=== WHAT TO PRODUCE ===
Down to the final character, output the records below as they stand.

=== RECORDED DATA ===
+--

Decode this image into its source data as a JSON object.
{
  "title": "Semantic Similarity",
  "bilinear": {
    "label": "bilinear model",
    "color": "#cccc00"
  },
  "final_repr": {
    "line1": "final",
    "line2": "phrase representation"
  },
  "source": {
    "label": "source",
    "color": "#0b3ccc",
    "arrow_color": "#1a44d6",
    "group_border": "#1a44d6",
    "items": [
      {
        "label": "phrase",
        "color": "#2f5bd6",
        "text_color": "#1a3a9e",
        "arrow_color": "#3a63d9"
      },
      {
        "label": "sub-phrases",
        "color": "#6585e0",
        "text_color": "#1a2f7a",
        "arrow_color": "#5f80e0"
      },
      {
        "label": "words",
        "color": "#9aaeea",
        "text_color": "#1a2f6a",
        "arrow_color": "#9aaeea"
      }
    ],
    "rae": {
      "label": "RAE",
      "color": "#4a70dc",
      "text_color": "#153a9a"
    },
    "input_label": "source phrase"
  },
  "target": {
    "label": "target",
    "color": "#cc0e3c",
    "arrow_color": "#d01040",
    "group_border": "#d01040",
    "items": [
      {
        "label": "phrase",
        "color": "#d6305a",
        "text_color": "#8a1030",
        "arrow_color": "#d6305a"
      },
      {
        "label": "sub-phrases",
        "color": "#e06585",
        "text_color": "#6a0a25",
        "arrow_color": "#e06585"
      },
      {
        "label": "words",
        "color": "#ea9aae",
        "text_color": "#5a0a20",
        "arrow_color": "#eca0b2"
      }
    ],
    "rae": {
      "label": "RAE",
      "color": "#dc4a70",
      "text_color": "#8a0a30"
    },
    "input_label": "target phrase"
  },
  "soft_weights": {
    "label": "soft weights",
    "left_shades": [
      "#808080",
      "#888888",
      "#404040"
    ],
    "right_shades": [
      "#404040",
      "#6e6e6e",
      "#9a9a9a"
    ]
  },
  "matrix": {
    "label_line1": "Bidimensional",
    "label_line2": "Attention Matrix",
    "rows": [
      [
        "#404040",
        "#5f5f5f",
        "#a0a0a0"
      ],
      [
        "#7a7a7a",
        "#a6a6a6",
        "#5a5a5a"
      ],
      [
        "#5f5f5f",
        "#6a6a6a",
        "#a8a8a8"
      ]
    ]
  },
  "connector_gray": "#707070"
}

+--

=== RESPONSE BELOW ===
Decode this image into its source data as a JSON object.
{
  "title": "Semantic Similarity",
  "bilinear": {
    "label": "bilinear model",
    "color": "#cccc00"
  },
  "final_repr": {
    "line1": "final",
    "line2": "phrase representation"
  },
  "source": {
    "label": "source",
    "color": "#0b3ccc",
    "arrow_color": "#1a44d6",
    "group_border": "#1a44d6",
    "items": [
      {
        "label": "phrase",
        "color": "#2f5bd6",
        "text_color": "#1a3a9e",
        "arrow_color": "#3a63d9"
      },
      {
        "label": "sub-phrases",
        "color": "#6585e0",
        "text_color": "#1a2f7a",
        "arrow_color": "#5f80e0"
      },
      {
        "label": "words",
        "color": "#9aaeea",
        "text_color": "#1a2f6a",
        "arrow_color": "#9aaeea"
      }
    ],
    "rae": {
      "label": "RAE",
      "color": "#4a70dc",
      "text_color": "#153a9a"
    },
    "input_label": "source phrase"
  },
  "target": {
    "label": "target",
    "color": "#cc0e3c",
    "arrow_color": "#d01040",
    "group_border": "#d01040",
    "items": [
      {
        "label": "phrase",
        "color": "#d6305a",
        "text_color": "#8a1030",
        "arrow_color": "#d6305a"
      },
      {
        "label": "sub-phrases",
        "color": "#e06585",
        "text_color": "#6a0a25",
        "arrow_color": "#e06585"
      },
      {
        "label": "words",
        "color": "#ea9aae",
        "text_color": "#5a0a20",
        "arrow_color": "#eca0b2"
      }
    ],
    "rae": {
      "label": "RAE",
      "color": "#dc4a70",
      "text_color": "#8a0a30"
    },
    "input_label": "target phrase"
  },
  "soft_weights": {
    "label": "soft weights",
    "left_shades": [
      "#808080",
      "#888888",
      "#404040"
    ],
    "right_shades": [
      "#404040",
      "#6e6e6e",
      "#9a9a9a"
    ]
  },
  "matrix": {
    "label_line1": "Bidimensional",
    "label_line2": "Attention Matrix",
    "rows": [
      [
        "#404040",
        "#5f5f5f",
        "#a0a0a0"
      ],
      [
        "#7a7a7a",
        "#a6a6a6",
        "#5a5a5a"
      ],
      [
        "#5f5f5f",
        "#6a6a6a",
        "#a8a8a8"
      ]
    ]
  },
  "connector_gray": "#707070"
}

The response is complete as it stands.